Mwanamvekha says Kwacha on free fall: K900 for US$1 on black market


Democratic Progressive Party (DPP) spokesperson on finance Joseph Mwanamvekha says the government’s estimation of a stable exchange rate is a mere wish as the black market Kwacha to United States Dollar rate is already at K900.

He was speaking in Parliament on Monday when he presented the DPP’S response to the K2.2 trillion national budget.

Mwanamvekha who is a former Minister of Finance said the assumption which has been unrealistically estimated in this Budget is the stability in the exchange rate.

He said the Malawi Kwacha bureau rate against a dollar has increased from K765 in June to K810 in September 2020, and the black market rate has increased from K750 to K 900 in September 2020.

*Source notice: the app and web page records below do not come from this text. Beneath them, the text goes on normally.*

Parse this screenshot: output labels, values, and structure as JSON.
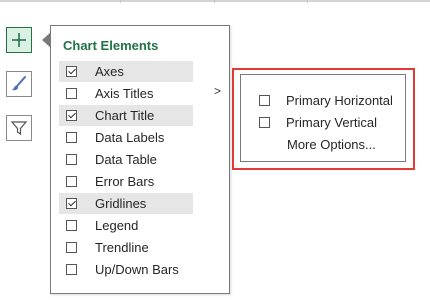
{
  "panel": {
    "title": "Chart Elements",
    "items": [
      {
        "label": "Axes",
        "checked": true
      },
      {
        "label": "Axis Titles",
        "checked": false
      },
      {
        "label": "Chart Title",
        "checked": true
      },
      {
        "label": "Data Labels",
        "checked": false
      },
      {
        "label": "Data Table",
        "checked": false
      },
      {
        "label": "Error Bars",
        "checked": false
      },
      {
        "label": "Gridlines",
        "checked": true
      },
      {
        "label": "Legend",
        "checked": false
      },
      {
        "label": "Trendline",
        "checked": false
      },
      {
        "label": "Up/Down Bars",
        "checked": false
      }
    ],
    "expand_arrow": ">"
  },
  "submenu": {
    "items": [
      {
        "label": "Primary Horizontal",
        "checked": false
      },
      {
        "label": "Primary Vertical",
        "checked": false
      }
    ],
    "more_label": "More Options..."
  },
  "side_buttons": [
    {
      "icon": "plus-icon",
      "active": true
    },
    {
      "icon": "brush-icon",
      "active": false
    },
    {
      "icon": "filter-icon",
      "active": false
    }
  ],
  "colors": {
    "accent": "#217346",
    "highlight_box": "#e53935"
  }
}
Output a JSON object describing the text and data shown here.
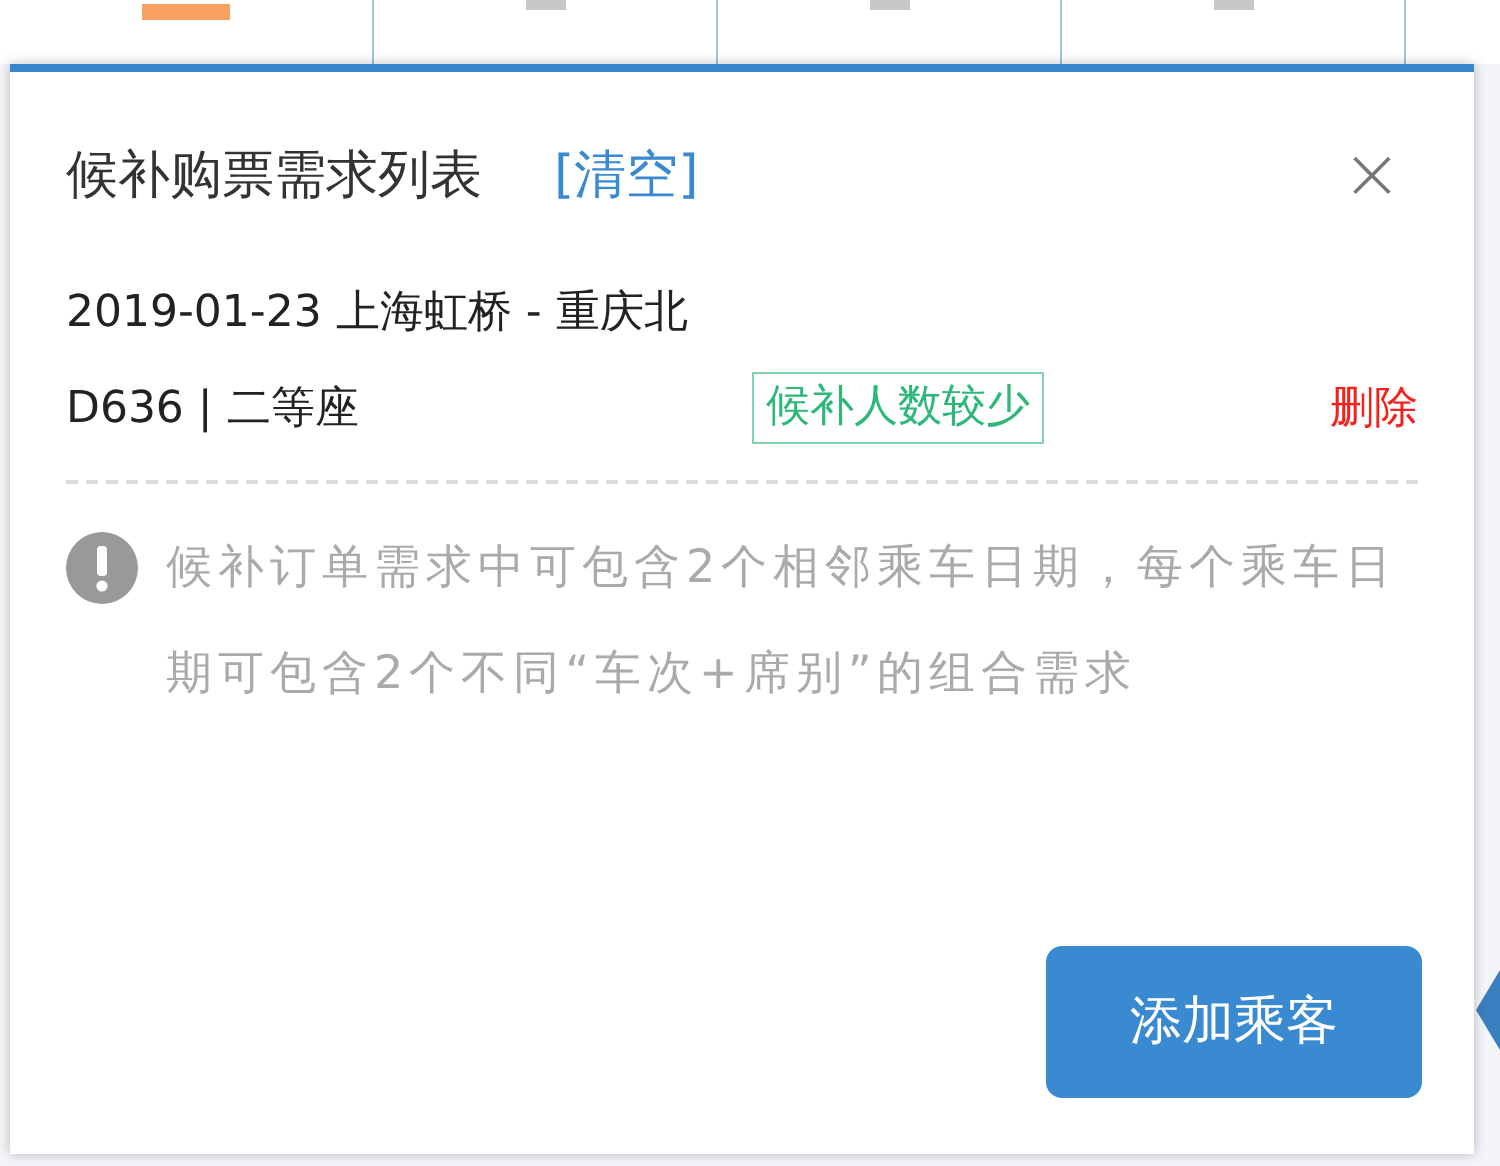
{
  "background_table": {
    "cells": [
      {
        "kind": "status"
      },
      {
        "kind": "empty"
      },
      {
        "kind": "empty"
      },
      {
        "kind": "empty"
      }
    ]
  },
  "panel": {
    "title": "候补购票需求列表",
    "clear_link": "[清空]",
    "close": "×",
    "requests": [
      {
        "route": "2019-01-23 上海虹桥 - 重庆北",
        "train_seat": "D636 | 二等座",
        "tag": "候补人数较少",
        "delete": "删除"
      }
    ],
    "notice": "候补订单需求中可包含2个相邻乘车日期，每个乘车日期可包含2个不同“车次+席别”的组合需求",
    "add_button": "添加乘客"
  }
}
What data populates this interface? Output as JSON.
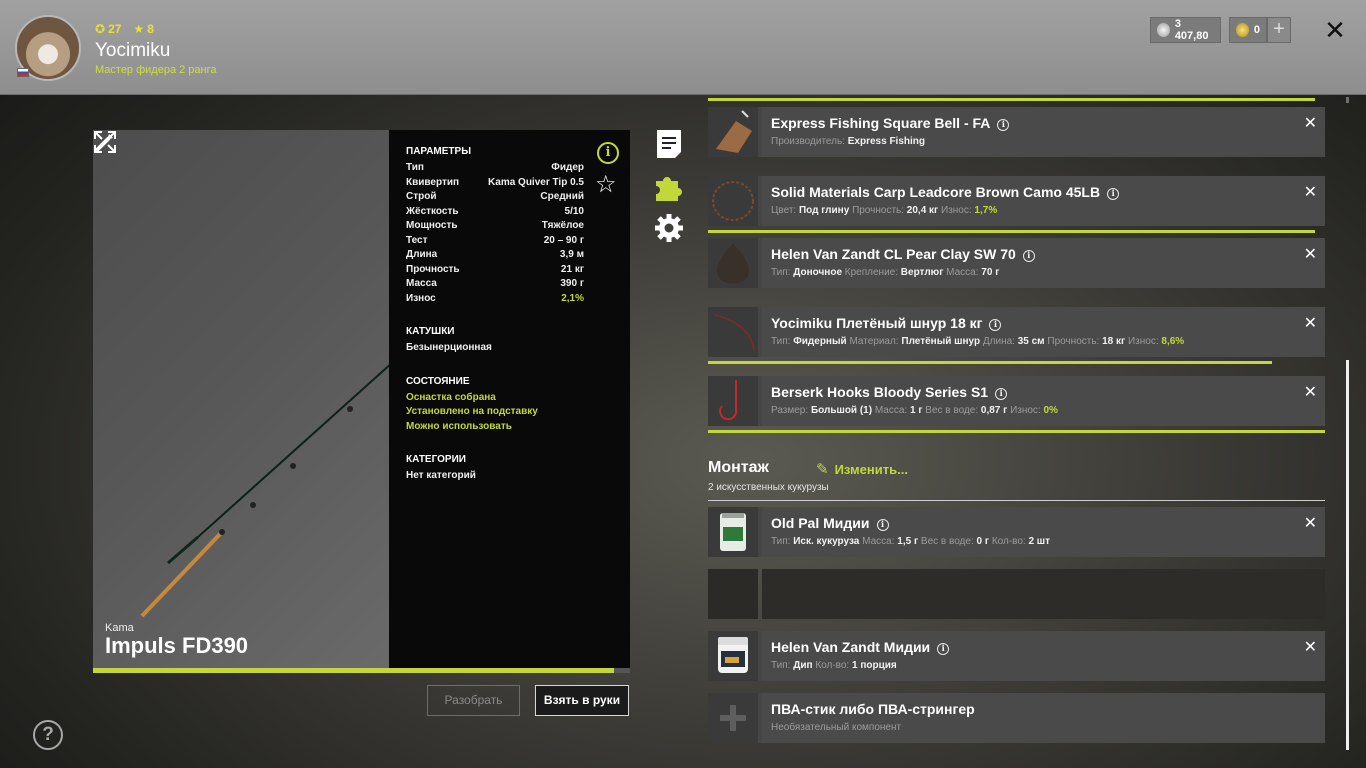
{
  "header": {
    "stat_coins": "27",
    "stat_stars": "8",
    "username": "Yocimiku",
    "rank": "Мастер фидера 2 ранга",
    "silver": "3 407,80",
    "gold": "0"
  },
  "rod": {
    "brand": "Kama",
    "model": "Impuls FD390",
    "condition_fill": 0.97
  },
  "params": {
    "title": "ПАРАМЕТРЫ",
    "rows": [
      {
        "label": "Тип",
        "value": "Фидер"
      },
      {
        "label": "Квивертип",
        "value": "Kama Quiver Tip 0.5"
      },
      {
        "label": "Строй",
        "value": "Средний"
      },
      {
        "label": "Жёсткость",
        "value": "5/10"
      },
      {
        "label": "Мощность",
        "value": "Тяжёлое"
      },
      {
        "label": "Тест",
        "value": "20 – 90 г"
      },
      {
        "label": "Длина",
        "value": "3,9 м"
      },
      {
        "label": "Прочность",
        "value": "21 кг"
      },
      {
        "label": "Масса",
        "value": "390 г"
      },
      {
        "label": "Износ",
        "value": "2,1%"
      }
    ],
    "reels_title": "КАТУШКИ",
    "reels_value": "Безынерционная",
    "state_title": "СОСТОЯНИЕ",
    "state_lines": [
      "Оснастка собрана",
      "Установлено на подставку",
      "Можно использовать"
    ],
    "categories_title": "КАТЕГОРИИ",
    "categories_value": "Нет категорий"
  },
  "buttons": {
    "disassemble": "Разобрать",
    "take": "Взять в руки"
  },
  "items": [
    {
      "name": "Express Fishing Square Bell - FA",
      "props": [
        [
          "Производитель:",
          "Express Fishing"
        ]
      ]
    },
    {
      "name": "Solid Materials Carp Leadcore Brown Camo 45LB",
      "props": [
        [
          "Цвет:",
          "Под глину"
        ],
        [
          "Прочность:",
          "20,4 кг"
        ],
        [
          "Износ:",
          "1,7%"
        ]
      ]
    },
    {
      "name": "Helen Van Zandt CL Pear Clay SW 70",
      "props": [
        [
          "Тип:",
          "Доночное"
        ],
        [
          "Крепление:",
          "Вертлюг"
        ],
        [
          "Масса:",
          "70 г"
        ]
      ]
    },
    {
      "name": "Yocimiku Плетёный шнур 18 кг",
      "props": [
        [
          "Тип:",
          "Фидерный"
        ],
        [
          "Материал:",
          "Плетёный шнур"
        ],
        [
          "Длина:",
          "35 см"
        ],
        [
          "Прочность:",
          "18 кг"
        ],
        [
          "Износ:",
          "8,6%"
        ]
      ]
    },
    {
      "name": "Berserk Hooks Bloody Series S1",
      "props": [
        [
          "Размер:",
          "Большой (1)"
        ],
        [
          "Масса:",
          "1 г"
        ],
        [
          "Вес в воде:",
          "0,87 г"
        ],
        [
          "Износ:",
          "0%"
        ]
      ]
    }
  ],
  "mount": {
    "title": "Монтаж",
    "edit": "Изменить...",
    "subtitle": "2 искусственных кукурузы",
    "items": [
      {
        "name": "Old Pal Мидии",
        "props": [
          [
            "Тип:",
            "Иск. кукуруза"
          ],
          [
            "Масса:",
            "1,5 г"
          ],
          [
            "Вес в воде:",
            "0 г"
          ],
          [
            "Кол-во:",
            "2 шт"
          ]
        ]
      },
      {
        "name": "Helen Van Zandt Мидии",
        "props": [
          [
            "Тип:",
            "Дип"
          ],
          [
            "Кол-во:",
            "1 порция"
          ]
        ]
      },
      {
        "name": "ПВА-стик либо ПВА-стрингер",
        "props": [
          [
            "Необязательный компонент",
            ""
          ]
        ]
      }
    ]
  },
  "colors": {
    "accent": "#c2d83a",
    "panel": "#090909",
    "header": "#9a9a9a"
  },
  "icons": [
    "info-icon",
    "star-icon",
    "document-icon",
    "puzzle-icon",
    "gear-icon",
    "expand-icon",
    "wand-icon",
    "help-icon",
    "close-icon",
    "plus-icon",
    "coin-icon"
  ]
}
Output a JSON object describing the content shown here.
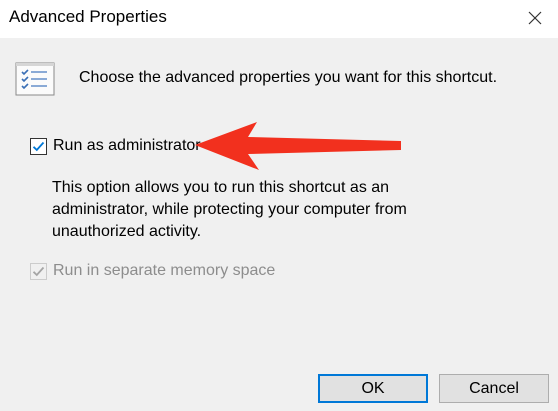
{
  "window": {
    "title": "Advanced Properties"
  },
  "intro": {
    "text": "Choose the advanced properties you want for this shortcut.",
    "icon": "properties-list-icon"
  },
  "options": {
    "run_as_admin": {
      "label": "Run as administrator",
      "checked": true,
      "enabled": true,
      "description": "This option allows you to run this shortcut as an administrator, while protecting your computer from unauthorized activity."
    },
    "separate_memory": {
      "label": "Run in separate memory space",
      "checked": true,
      "enabled": false
    }
  },
  "annotation": {
    "icon": "red-arrow-icon",
    "color": "#f2301e"
  },
  "buttons": {
    "ok": "OK",
    "cancel": "Cancel"
  },
  "colors": {
    "accent": "#0078d7",
    "background": "#f0f0f0",
    "disabled_text": "#8d8d8d"
  }
}
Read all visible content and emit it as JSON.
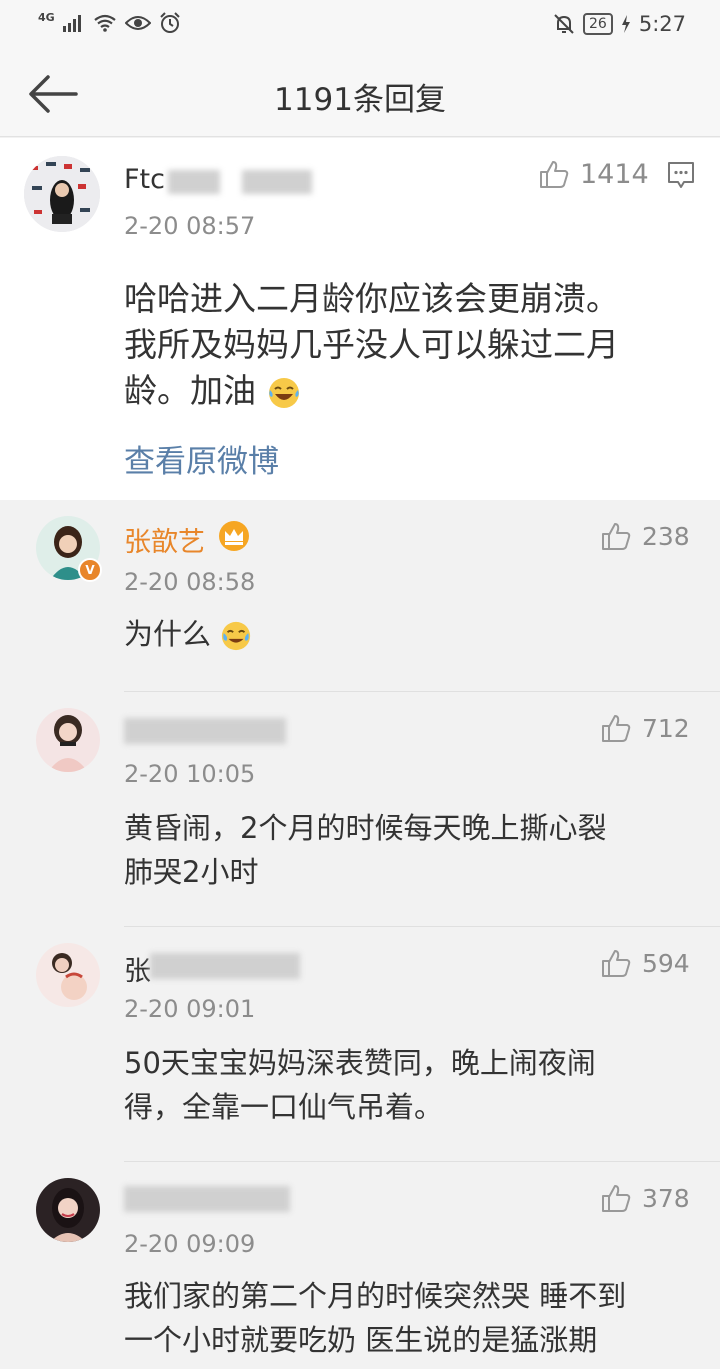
{
  "status_bar": {
    "network": "4G",
    "battery": "26",
    "time": "5:27"
  },
  "header": {
    "title": "1191条回复",
    "back_icon": "back-arrow-icon"
  },
  "main_comment": {
    "username_visible": "Ftc",
    "timestamp": "2-20 08:57",
    "likes": "1414",
    "text_line1": "哈哈进入二月龄你应该会更崩溃。",
    "text_line2": "我所及妈妈几乎没人可以躲过二月",
    "text_line3": "龄。加油",
    "view_original": "查看原微博",
    "reply_icon": "comment-bubble-icon"
  },
  "replies": [
    {
      "username": "张歆艺",
      "timestamp": "2-20 08:58",
      "likes": "238",
      "text": "为什么",
      "name_color": "#e8862a"
    },
    {
      "username_visible": "",
      "timestamp": "2-20 10:05",
      "likes": "712",
      "text_line1": "黄昏闹，2个月的时候每天晚上撕心裂",
      "text_line2": "肺哭2小时"
    },
    {
      "username_visible": "张",
      "timestamp": "2-20 09:01",
      "likes": "594",
      "text_line1": "50天宝宝妈妈深表赞同，晚上闹夜闹",
      "text_line2": "得，全靠一口仙气吊着。"
    },
    {
      "username_visible": "",
      "timestamp": "2-20 09:09",
      "likes": "378",
      "text_line1": "我们家的第二个月的时候突然哭 睡不到",
      "text_line2": "一个小时就要吃奶 医生说的是猛涨期"
    }
  ]
}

“Already, the kwacha is on a free fall as we speak and businesses are struggling to access foreign exchange to import necessary raw materials for their businesses and some of them have scaled down their operations as a result of this challenge.

“We all know that at a mere US$173 million for tobacco exports this year, export proceeds for all our commodities have slumped while imports have remained elevated, partly due to the inelastic nature of demand for strategic imports such as, petroleum products, fertilizers and medicines: as well as importation of essential imports for responding to Covid-19 such as testing kits which have worsened the country’s trade balance,” said Mwanamvekha.

He added that with the challenge of Covid- 19, not many donors will come forward to rescue Malawi with significant amounts of aid just as less revenues will come through diaspora remittances, foreign direct investment and tourism revenues.

According the former minister, the consequences for all these is that Malawi will likely end with a huge negative balance of payments this year which will exert enormous pressure on the kwacha.

“Other countries such as South Africa, Angola and others have already experienced significant movements in their exchange rate, hence, our estimation of a stable exchange rate is but a mere wish,” said Mwanamvekha.